Tel Aviv, Israel, Mar. 28: Workers from a range of sectors in Israel launched a nationwide strike on Monday, threatening to paralyze the economy as they joined a surging protest movement against Prime Minister Benjamin Netanyahu's plan to overhaul the judiciary.
Departing flights from the country's main international airport were grounded, large mall chains and universities shut their doors, and Israel's largest trade union group called for its 800,000 members — in health, transit, banking and other fields — to stop work. Local governments were expected to close the preschools they run and cut other services, and the main doctors union announced its members would also walk off the job.
The growing resistance to Netanyahu's plan came hours after tens of thousands of people burst into the streets around the country in a spontaneous show of anger at the prime minister's decision to fire his defense minister after he called for a pause to the overhaul. Chanting "the country is on fire," they lit bonfires on Tel Aviv's main highway, closing the thoroughfare and many others throughout the country for hours.
Thousands of protesters gathered Monday outside the Knesset, or parliament, to keep up the pressure.
The overhaul — driven by Netanyahu, who is on trial for corruption, and his allies in Israel's most right-wing government ever — has plunged Israel into one of its worst domestic crises.

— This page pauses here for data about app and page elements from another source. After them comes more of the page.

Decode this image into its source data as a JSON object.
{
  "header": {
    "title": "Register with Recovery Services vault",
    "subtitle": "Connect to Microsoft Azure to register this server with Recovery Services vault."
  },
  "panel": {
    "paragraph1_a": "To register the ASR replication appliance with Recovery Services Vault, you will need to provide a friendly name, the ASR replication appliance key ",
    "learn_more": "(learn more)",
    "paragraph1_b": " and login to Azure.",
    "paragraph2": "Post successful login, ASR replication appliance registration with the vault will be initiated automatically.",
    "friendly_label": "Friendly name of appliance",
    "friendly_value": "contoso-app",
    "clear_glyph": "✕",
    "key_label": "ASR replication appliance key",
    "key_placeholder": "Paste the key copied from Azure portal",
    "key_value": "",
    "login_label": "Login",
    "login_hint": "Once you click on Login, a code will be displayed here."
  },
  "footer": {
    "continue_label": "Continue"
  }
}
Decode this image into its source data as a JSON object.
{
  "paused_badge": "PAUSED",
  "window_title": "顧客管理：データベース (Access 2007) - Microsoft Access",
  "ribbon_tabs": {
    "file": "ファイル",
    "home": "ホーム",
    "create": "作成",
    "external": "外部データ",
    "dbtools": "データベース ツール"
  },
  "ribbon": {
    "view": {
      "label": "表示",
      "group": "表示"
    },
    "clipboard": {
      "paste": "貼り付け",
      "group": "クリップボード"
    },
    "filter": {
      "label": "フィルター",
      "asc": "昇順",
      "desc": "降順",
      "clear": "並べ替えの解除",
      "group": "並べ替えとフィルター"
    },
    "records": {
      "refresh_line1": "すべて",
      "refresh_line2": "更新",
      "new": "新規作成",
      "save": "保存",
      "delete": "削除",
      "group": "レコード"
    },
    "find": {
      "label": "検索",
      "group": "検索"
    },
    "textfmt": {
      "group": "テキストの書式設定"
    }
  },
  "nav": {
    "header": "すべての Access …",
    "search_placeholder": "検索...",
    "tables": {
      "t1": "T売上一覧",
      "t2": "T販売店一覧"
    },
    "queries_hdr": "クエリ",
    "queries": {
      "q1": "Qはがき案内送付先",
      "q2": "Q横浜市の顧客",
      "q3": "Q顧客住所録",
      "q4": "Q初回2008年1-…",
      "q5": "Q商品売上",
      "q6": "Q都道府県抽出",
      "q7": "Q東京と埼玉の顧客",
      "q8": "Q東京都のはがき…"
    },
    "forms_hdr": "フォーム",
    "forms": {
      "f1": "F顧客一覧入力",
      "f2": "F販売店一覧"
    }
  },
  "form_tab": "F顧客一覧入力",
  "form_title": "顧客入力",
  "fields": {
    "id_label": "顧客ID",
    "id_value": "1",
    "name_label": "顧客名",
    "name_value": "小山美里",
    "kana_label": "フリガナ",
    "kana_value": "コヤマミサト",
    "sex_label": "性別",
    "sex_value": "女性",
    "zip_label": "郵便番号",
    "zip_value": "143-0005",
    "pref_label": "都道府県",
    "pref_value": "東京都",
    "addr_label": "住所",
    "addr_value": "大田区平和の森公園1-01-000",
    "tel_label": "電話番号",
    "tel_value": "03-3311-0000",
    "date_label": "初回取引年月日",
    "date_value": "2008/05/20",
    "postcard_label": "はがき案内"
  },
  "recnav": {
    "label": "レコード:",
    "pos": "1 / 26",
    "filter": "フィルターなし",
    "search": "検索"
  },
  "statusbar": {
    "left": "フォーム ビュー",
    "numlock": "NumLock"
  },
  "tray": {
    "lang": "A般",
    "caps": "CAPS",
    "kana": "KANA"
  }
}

It has sparked sustained protests that have galvanized nearly all sectors of society, including its military, where reservists have increasingly come out publicly to say they will not serve a country veering toward autocracy.
Israel's Palestinian citizens, however, have largely sat out the protests. Many say Israel's democracy is tarnished by its military rule over their brethren in the West Bank and the discrimination they themselves face.
The turmoil has magnified longstanding and intractable differences over Israel's character that have riven it since its establishment. The protesters say they are fighting for the very soul of the nation, saying the overhaul will remove Israel's system of checks and balances and directly challenge its democratic ideals.
The government has labelled them anarchists out to topple a democratically elected leadership and says the plan will restore a balance between the judicial and executive branches and rein in what they see as an interventionist court with liberal sympathies.
At the center of the crisis is Netanyahu himself, Israel's longest serving leader, and questions about the lengths he may be willing to go to maintain his grip on power, even as he battles charges of fraud, breach of trust and accepting bribes in three separate affairs. He denies wrongdoing.
The firing of his defense minister at a time of heightened security threats in the West Bank and elsewhere, appeared to be a last straw for many, including apparently the Histadrut, the country's largest trade union umbrella group, which had sat out the monthslong protests before the defense minister's firing.
"Where are we leading our beloved Israel? To the abyss," Arnon Bar-David, the group's head, said in a rousing speech to applause. "Today we are stopping everyone's descent toward the abyss."
On Monday, as the embers of the highway bonfires were cleared, Israel's ceremonial president, Isaac Herzog, called again for an immediate halt to the overhaul.
"The entire nation is rapt with deep worry. Our security, economy, society — all are under threat," he said. "Wake up now!" (AP)